*** The data ***

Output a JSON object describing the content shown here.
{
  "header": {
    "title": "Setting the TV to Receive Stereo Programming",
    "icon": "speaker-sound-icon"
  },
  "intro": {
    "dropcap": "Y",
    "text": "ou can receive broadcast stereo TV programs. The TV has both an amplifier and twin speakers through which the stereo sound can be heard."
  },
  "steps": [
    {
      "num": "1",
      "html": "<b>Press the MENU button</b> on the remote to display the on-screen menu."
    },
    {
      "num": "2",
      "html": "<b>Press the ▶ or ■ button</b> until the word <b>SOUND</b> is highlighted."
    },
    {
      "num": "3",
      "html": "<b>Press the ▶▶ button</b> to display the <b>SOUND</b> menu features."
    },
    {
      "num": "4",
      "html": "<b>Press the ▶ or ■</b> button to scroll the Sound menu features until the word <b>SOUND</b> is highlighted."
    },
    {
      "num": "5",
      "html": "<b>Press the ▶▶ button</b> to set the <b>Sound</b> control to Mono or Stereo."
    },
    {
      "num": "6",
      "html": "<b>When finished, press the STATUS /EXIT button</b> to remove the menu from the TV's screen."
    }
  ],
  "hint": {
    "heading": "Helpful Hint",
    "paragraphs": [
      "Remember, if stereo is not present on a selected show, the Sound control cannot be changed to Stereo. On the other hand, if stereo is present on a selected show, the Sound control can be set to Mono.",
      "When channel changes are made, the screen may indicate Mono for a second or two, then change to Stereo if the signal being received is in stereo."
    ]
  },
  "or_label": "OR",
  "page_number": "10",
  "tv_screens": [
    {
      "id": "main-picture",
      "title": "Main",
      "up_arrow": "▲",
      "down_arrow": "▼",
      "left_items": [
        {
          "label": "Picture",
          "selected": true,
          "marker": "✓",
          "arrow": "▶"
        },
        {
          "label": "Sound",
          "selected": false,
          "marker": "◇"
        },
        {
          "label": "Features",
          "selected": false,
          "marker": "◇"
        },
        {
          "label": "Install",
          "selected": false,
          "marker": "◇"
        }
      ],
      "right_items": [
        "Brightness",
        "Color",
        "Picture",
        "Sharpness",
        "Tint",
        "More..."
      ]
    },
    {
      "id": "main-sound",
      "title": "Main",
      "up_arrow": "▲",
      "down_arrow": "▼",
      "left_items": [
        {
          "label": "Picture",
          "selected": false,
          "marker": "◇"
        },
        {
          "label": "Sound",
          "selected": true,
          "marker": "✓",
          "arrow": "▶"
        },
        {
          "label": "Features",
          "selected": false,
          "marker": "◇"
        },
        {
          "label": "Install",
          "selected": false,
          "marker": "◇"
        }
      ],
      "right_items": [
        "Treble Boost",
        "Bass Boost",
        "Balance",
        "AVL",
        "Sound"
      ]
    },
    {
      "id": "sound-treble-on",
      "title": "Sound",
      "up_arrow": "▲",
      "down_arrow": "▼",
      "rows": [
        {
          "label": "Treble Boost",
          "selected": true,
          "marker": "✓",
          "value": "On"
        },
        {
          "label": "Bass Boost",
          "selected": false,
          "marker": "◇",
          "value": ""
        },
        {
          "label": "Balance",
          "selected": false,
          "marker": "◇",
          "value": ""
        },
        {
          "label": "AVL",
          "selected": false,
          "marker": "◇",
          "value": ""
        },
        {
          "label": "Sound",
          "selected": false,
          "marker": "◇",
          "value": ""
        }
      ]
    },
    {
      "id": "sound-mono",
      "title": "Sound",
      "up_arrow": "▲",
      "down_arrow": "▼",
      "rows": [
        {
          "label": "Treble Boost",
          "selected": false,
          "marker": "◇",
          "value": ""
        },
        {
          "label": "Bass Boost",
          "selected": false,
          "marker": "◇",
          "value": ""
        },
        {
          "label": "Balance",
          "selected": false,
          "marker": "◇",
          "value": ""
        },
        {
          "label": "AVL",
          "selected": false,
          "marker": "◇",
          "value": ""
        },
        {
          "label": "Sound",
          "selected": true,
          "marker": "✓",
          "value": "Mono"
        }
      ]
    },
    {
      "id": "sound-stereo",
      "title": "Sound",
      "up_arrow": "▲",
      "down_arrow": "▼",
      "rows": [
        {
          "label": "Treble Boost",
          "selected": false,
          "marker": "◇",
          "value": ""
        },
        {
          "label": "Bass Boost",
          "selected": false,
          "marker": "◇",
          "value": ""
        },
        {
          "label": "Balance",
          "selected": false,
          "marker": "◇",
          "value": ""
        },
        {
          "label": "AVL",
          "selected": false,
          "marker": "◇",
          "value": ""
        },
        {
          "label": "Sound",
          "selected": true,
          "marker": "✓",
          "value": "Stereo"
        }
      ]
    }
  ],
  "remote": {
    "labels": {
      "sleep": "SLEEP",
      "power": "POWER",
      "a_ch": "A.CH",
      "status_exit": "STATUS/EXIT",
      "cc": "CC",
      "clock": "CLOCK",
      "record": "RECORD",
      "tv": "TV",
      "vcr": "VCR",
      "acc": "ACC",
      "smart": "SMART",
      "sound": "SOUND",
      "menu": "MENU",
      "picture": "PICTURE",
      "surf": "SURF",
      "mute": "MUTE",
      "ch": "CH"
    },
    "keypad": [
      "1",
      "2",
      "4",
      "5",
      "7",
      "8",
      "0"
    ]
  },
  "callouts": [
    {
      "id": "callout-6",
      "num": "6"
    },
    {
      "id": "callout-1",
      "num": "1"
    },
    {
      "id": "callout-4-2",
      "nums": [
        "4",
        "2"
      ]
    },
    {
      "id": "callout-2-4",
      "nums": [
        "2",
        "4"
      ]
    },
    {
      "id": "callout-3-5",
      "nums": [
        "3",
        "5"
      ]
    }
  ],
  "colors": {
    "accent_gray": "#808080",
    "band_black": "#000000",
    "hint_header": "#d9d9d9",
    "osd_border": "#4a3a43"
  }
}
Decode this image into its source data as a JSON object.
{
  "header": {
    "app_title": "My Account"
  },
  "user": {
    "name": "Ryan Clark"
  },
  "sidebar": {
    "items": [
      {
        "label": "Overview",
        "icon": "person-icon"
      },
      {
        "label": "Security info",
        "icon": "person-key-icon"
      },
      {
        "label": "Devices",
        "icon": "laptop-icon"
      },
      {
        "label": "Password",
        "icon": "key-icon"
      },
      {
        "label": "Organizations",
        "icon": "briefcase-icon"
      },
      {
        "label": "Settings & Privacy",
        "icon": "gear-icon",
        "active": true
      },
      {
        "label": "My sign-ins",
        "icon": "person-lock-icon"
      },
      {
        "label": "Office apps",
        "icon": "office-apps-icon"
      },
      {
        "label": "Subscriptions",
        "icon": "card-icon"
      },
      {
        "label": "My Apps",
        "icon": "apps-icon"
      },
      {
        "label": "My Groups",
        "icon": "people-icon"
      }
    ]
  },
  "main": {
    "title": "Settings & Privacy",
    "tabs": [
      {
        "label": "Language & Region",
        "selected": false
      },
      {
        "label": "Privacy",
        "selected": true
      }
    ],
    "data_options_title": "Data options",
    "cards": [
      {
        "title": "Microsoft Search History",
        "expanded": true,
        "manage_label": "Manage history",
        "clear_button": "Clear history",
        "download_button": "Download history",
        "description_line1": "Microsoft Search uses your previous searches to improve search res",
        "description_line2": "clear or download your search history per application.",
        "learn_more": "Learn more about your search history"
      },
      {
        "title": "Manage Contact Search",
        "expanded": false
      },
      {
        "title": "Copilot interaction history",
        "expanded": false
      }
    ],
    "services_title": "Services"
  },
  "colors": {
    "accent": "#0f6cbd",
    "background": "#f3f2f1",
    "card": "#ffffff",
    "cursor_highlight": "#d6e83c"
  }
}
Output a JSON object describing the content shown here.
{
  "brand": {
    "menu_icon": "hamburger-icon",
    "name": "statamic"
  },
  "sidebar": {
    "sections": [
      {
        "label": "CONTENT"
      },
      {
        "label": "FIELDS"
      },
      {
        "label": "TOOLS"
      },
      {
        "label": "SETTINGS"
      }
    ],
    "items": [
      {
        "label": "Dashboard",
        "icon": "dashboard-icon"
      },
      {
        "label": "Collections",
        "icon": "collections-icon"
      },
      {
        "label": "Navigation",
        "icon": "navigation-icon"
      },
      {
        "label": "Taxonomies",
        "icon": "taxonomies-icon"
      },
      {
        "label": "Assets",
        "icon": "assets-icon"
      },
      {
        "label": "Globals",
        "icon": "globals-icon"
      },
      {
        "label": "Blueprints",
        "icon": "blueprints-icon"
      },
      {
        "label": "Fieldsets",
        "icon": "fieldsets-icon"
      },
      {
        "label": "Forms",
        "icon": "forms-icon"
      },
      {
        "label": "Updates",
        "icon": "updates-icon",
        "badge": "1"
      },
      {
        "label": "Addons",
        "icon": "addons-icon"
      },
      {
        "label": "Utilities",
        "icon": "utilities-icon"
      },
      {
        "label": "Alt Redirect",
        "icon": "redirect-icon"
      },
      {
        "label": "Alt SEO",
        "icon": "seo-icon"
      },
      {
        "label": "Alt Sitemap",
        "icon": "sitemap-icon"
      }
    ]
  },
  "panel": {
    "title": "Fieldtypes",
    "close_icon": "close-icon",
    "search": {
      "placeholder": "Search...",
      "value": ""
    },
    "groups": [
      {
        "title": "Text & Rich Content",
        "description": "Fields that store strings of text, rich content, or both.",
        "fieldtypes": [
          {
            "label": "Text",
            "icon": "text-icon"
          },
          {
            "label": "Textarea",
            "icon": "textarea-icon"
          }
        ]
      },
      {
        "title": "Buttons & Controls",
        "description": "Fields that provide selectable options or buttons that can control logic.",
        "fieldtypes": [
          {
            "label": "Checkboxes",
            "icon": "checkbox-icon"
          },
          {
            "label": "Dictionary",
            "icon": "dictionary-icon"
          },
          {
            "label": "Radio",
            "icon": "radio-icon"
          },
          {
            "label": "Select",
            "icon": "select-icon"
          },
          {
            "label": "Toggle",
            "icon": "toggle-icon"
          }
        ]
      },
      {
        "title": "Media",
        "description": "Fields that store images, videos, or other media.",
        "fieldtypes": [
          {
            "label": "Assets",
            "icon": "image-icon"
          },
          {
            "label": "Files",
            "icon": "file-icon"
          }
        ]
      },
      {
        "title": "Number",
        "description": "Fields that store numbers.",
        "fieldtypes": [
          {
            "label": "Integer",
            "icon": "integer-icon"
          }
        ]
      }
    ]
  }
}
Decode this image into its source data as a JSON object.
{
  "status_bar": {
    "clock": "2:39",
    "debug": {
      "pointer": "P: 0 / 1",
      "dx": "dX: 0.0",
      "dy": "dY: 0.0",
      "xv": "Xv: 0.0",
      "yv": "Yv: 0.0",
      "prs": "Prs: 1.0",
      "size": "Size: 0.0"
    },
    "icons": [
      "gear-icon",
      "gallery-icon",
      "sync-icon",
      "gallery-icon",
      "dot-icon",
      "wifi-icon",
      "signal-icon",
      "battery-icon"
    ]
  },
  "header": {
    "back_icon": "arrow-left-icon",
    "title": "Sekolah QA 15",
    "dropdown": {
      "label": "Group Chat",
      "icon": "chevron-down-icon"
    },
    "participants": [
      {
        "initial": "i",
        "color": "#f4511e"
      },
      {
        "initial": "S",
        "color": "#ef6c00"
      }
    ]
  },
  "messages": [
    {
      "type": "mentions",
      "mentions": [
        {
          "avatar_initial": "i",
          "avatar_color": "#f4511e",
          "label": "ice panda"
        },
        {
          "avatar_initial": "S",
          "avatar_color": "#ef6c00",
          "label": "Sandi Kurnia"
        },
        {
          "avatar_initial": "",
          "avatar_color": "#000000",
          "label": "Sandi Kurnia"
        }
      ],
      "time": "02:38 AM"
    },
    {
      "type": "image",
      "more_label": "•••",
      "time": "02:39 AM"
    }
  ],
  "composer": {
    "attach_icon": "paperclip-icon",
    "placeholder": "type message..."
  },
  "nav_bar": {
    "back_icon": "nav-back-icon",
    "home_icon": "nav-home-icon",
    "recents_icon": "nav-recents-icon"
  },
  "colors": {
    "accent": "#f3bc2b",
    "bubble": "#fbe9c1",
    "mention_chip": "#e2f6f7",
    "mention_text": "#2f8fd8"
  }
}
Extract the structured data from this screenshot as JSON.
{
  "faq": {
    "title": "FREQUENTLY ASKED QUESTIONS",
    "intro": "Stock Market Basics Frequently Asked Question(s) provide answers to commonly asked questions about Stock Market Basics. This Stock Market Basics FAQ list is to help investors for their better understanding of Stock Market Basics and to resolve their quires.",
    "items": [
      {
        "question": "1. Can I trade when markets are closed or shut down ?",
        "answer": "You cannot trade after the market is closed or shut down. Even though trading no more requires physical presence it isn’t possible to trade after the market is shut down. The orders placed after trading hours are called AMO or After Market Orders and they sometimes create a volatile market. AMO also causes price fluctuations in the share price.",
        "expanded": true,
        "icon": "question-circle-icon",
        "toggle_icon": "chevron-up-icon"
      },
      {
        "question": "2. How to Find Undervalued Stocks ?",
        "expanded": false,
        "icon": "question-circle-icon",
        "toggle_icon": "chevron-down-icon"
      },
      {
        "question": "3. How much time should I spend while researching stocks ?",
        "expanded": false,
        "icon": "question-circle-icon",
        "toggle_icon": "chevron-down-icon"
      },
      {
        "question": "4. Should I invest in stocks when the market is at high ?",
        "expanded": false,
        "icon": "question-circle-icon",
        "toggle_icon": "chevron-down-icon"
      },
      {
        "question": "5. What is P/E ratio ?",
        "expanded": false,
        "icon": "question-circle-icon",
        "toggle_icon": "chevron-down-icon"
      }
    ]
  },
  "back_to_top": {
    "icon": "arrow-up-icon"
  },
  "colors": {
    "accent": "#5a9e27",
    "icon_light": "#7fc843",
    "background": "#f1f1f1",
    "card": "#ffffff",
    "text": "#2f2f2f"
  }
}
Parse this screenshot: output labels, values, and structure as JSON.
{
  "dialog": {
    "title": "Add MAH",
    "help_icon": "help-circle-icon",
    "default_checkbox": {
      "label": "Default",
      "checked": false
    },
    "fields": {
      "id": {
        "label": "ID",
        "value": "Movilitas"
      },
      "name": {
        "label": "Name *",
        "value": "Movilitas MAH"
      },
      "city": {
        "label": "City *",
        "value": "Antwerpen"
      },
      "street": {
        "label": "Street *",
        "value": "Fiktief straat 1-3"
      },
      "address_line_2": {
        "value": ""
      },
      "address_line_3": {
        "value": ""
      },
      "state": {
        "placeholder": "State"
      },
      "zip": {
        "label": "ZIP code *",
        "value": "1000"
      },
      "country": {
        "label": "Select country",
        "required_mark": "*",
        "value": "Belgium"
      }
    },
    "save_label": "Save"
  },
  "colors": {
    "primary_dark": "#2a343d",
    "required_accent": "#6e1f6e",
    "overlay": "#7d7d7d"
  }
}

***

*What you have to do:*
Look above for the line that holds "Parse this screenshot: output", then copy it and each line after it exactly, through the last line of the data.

*Solved exercise:*
Parse this screenshot: output labels, values, and structure as JSON.
{
  "dialog": {
    "title": "Add MAH",
    "help_icon": "help-circle-icon",
    "default_checkbox": {
      "label": "Default",
      "checked": false
    },
    "fields": {
      "id": {
        "label": "ID",
        "value": "Movilitas"
      },
      "name": {
        "label": "Name *",
        "value": "Movilitas MAH"
      },
      "city": {
        "label": "City *",
        "value": "Antwerpen"
      },
      "street": {
        "label": "Street *",
        "value": "Fiktief straat 1-3"
      },
      "address_line_2": {
        "value": ""
      },
      "address_line_3": {
        "value": ""
      },
      "state": {
        "placeholder": "State"
      },
      "zip": {
        "label": "ZIP code *",
        "value": "1000"
      },
      "country": {
        "label": "Select country",
        "required_mark": "*",
        "value": "Belgium"
      }
    },
    "save_label": "Save"
  },
  "colors": {
    "primary_dark": "#2a343d",
    "required_accent": "#6e1f6e",
    "overlay": "#7d7d7d"
  }
}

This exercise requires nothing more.